When the job is done, its status on the app changes from “pending” to “complete” and BigHand sends the attorney an email with the document attached. An attorney could be at a meeting, dictate something, and have the finished document returned before ever leaving the meeting.

On the support-staff side, when the attorney sends a file, a pop-up notifies the staff that a new job has been submitted. The staff can see a list of all dictation in the queue. BigHand integrates with several document-management systems, so a dictation can easily be dropped into a letterhead or other template.

As items are completed, BigHand automatically moves them into a completed items folder. Firms can customize the folders and also set up shared folders, such as for litigation matters. The attorney is notified and can approve or reject the work at that point.

Other Features

If the file is sent through speech recognition, then the support staff can review the speech-recognized text as they listen to the recording. BigHand can play the recording Karaoke style, meaning it shows all the text and highlights each word as it is played, or streaming style, in which it adds words to the screen as they are played.

As the staff person corrects mistakes, the system learns from those corrections and thereby becomes better at recognizing the attorney’s voice. Each attorney has his or her own voice profile on the system, as well as separate profiles for mobile or desktop. The system will also learn from corrections made by the attorney.

While both attorneys and support staff have slightly different interfaces into the BigHand system, there is also another interface for the office managers. They can see every pending job and follow its workflow. They can also manage workflows to accommodate vacations, workloads and the like. Office managers can generate various reports.

Versions and Pricing

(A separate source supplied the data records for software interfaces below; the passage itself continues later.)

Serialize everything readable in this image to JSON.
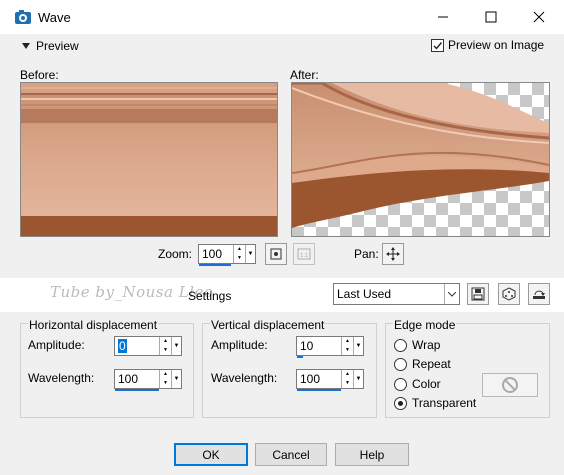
{
  "window": {
    "title": "Wave"
  },
  "preview": {
    "toggle_label": "Preview",
    "on_image_label": "Preview on Image",
    "on_image_checked": true,
    "before_label": "Before:",
    "after_label": "After:",
    "zoom_label": "Zoom:",
    "zoom_value": "100",
    "pan_label": "Pan:"
  },
  "settings": {
    "label": "Settings",
    "watermark": "Tube by_Nousa Lleo",
    "preset_value": "Last Used"
  },
  "horizontal": {
    "title": "Horizontal displacement",
    "amplitude_label": "Amplitude:",
    "amplitude_value": "0",
    "wavelength_label": "Wavelength:",
    "wavelength_value": "100"
  },
  "vertical": {
    "title": "Vertical displacement",
    "amplitude_label": "Amplitude:",
    "amplitude_value": "10",
    "wavelength_label": "Wavelength:",
    "wavelength_value": "100"
  },
  "edge_mode": {
    "title": "Edge mode",
    "options": [
      "Wrap",
      "Repeat",
      "Color",
      "Transparent"
    ],
    "selected": "Transparent"
  },
  "buttons": {
    "ok": "OK",
    "cancel": "Cancel",
    "help": "Help"
  },
  "colors": {
    "accent": "#0078d7",
    "preview_brown": "#b8704a"
  }
}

BigHand is available in both an installed enterprise version for larger firms and a cloud-based “Professional Edition” for smaller firms. The major difference between the two is that the cloud version does not include speech recognition. BigHand expects to add speech recognition to the cloud version sometime this year. Another difference is that the cloud version limits the number of workflow-routing options.

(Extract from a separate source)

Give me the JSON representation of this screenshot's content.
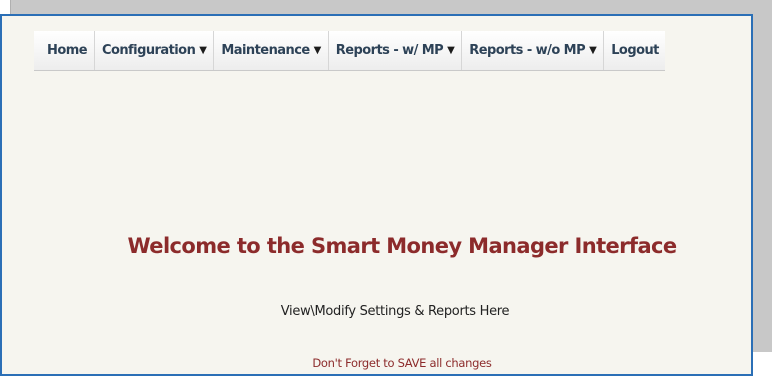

Both versions can be customized in many ways, both on a firm-wide basis and also by attorney.

BigHand, which was founded in 1996 in London, focuses primarily on the legal market. Of 185,000 users worldwide, 150,000 are in the legal market. In the United States, its customers are almost exclusively within the legal market.

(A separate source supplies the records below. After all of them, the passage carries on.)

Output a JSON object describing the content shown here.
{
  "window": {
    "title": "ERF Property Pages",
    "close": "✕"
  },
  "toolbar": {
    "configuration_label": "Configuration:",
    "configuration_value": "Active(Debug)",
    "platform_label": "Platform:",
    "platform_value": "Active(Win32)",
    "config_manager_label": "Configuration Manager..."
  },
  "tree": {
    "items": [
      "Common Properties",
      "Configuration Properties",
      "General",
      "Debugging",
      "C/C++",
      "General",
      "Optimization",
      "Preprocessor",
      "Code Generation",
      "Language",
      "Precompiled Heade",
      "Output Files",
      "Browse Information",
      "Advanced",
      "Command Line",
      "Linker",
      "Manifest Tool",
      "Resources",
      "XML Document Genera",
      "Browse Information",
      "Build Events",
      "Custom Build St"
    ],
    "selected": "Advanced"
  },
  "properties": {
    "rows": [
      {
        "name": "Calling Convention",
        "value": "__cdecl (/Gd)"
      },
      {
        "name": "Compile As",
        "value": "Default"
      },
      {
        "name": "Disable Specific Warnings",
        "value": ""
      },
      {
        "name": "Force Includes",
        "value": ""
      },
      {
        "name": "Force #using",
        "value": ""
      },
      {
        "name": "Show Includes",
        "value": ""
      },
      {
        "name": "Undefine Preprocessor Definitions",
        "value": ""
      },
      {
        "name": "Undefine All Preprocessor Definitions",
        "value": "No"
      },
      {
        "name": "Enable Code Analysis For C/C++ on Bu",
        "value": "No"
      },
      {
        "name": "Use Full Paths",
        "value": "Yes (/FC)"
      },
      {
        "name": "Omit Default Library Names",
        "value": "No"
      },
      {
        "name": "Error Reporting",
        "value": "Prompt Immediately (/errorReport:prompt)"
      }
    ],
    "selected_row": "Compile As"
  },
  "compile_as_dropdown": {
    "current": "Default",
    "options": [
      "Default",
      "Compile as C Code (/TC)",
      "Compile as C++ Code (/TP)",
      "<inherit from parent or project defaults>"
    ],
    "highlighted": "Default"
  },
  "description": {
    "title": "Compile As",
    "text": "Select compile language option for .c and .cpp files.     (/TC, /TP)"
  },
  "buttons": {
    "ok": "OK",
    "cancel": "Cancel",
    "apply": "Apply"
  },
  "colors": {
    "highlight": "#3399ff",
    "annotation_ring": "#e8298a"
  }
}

The cost of BigHand’s cloud-based Professional Version is $240 per year/per license, with both attorneys and support staff requiring their own licenses. The cost of the Enterprise Version depends on the number of user licenses, modules and features required. (Speech recognition is an added module.) Volume discounts are generally available.

Bottom Line

BigHand offers obvious advantages over tape-based dictation systems. There is no need to worry about delivering or losing tapes. There is no need to regularly replace dictation systems. Work is transferred in real time and managed in real time.

For lawyers, BigHand’s mobile integration should be a boost to productivity. For firms, it should enhance enhance their efficiency and cut administrative overhead. For support staff, it should make their workflow more balanced and orderly.

Even for attorneys (like me) who do not use dictation, having the app on a mobile device makes it convenient to use it to manage tasks, give themselves reminders, keep notes or send instructions to a secretary.

Photo of Bob Ambrogi Bob Ambrogi

Bob is a lawyer, veteran legal journalist, and award-winning blogger and podcaster. In 2011, he was named to the inaugural Fastcase 50, honoring “the law’s smartest, most courageous innovators, techies, visionaries and leaders.” Earlier in his career, he was editor-in-chief of several legal publications, including The National Law Journal, and editorial director of ALM’s Litigation Services Division.